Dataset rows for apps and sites
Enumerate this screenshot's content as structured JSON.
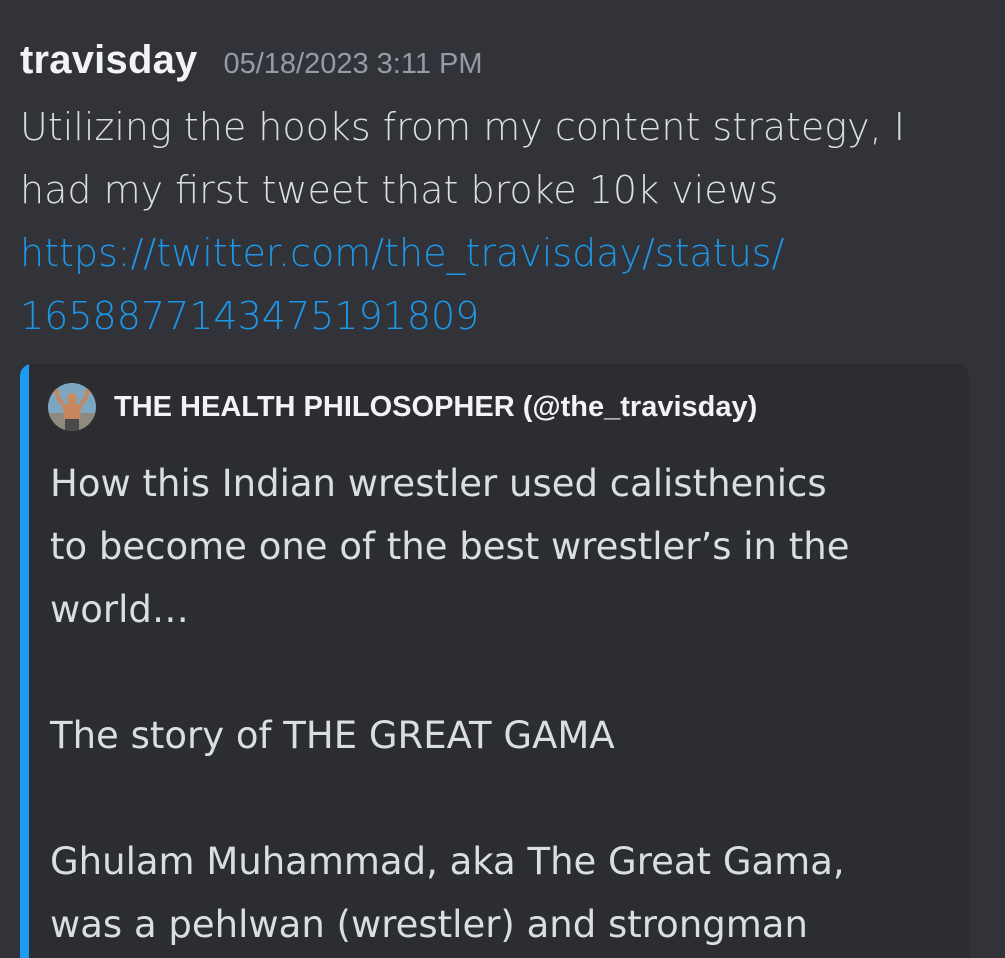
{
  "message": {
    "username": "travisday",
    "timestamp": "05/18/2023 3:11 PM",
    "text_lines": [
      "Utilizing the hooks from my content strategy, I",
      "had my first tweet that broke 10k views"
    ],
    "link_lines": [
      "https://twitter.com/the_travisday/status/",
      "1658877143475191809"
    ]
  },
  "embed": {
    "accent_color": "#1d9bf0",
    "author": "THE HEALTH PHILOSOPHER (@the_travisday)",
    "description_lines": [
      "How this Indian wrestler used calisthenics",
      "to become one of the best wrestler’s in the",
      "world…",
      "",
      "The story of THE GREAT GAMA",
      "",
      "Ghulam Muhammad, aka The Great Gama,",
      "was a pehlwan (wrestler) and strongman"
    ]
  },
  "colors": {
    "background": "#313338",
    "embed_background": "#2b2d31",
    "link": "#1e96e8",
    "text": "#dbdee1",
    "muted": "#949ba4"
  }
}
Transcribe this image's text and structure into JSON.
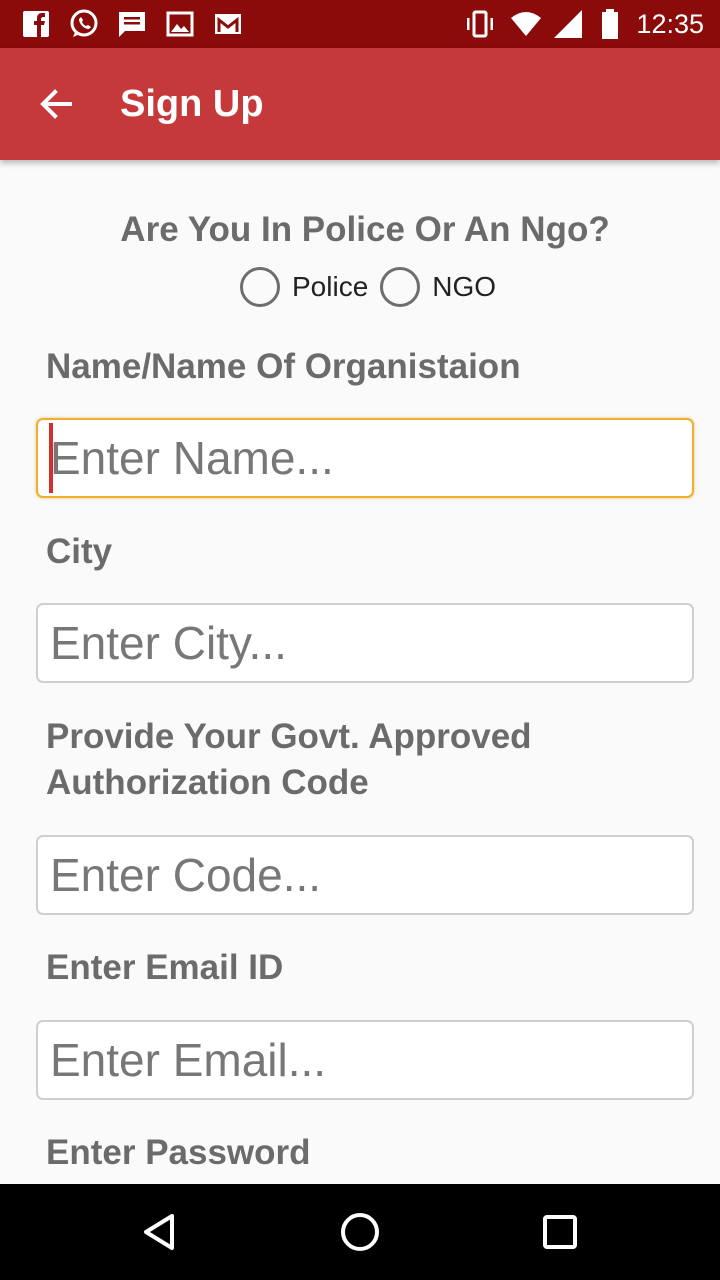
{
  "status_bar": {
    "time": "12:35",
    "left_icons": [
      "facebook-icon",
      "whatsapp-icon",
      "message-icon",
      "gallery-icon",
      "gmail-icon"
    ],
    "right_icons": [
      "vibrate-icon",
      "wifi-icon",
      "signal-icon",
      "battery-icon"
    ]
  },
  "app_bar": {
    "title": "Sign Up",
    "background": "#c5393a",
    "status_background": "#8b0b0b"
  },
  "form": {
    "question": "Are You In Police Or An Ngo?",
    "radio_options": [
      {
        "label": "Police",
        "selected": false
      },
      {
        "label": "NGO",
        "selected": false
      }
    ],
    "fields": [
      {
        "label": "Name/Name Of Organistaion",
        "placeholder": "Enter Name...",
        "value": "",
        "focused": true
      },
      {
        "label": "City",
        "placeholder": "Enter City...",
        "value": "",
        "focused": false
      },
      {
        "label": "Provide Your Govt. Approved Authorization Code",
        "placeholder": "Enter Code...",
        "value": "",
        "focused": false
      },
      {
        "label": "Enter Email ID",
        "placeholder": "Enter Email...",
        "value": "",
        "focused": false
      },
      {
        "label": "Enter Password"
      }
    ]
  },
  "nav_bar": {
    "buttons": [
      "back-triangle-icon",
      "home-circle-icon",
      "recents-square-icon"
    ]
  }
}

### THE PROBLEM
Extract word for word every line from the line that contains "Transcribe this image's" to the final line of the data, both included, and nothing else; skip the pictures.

### SOLUTION TO THIS PROBLEM
Transcribe this image's text and structure into JSON.
{
  "status_bar": {
    "time": "12:35",
    "left_icons": [
      "facebook-icon",
      "whatsapp-icon",
      "message-icon",
      "gallery-icon",
      "gmail-icon"
    ],
    "right_icons": [
      "vibrate-icon",
      "wifi-icon",
      "signal-icon",
      "battery-icon"
    ]
  },
  "app_bar": {
    "title": "Sign Up",
    "background": "#c5393a",
    "status_background": "#8b0b0b"
  },
  "form": {
    "question": "Are You In Police Or An Ngo?",
    "radio_options": [
      {
        "label": "Police",
        "selected": false
      },
      {
        "label": "NGO",
        "selected": false
      }
    ],
    "fields": [
      {
        "label": "Name/Name Of Organistaion",
        "placeholder": "Enter Name...",
        "value": "",
        "focused": true
      },
      {
        "label": "City",
        "placeholder": "Enter City...",
        "value": "",
        "focused": false
      },
      {
        "label": "Provide Your Govt. Approved Authorization Code",
        "placeholder": "Enter Code...",
        "value": "",
        "focused": false
      },
      {
        "label": "Enter Email ID",
        "placeholder": "Enter Email...",
        "value": "",
        "focused": false
      },
      {
        "label": "Enter Password"
      }
    ]
  },
  "nav_bar": {
    "buttons": [
      "back-triangle-icon",
      "home-circle-icon",
      "recents-square-icon"
    ]
  }
}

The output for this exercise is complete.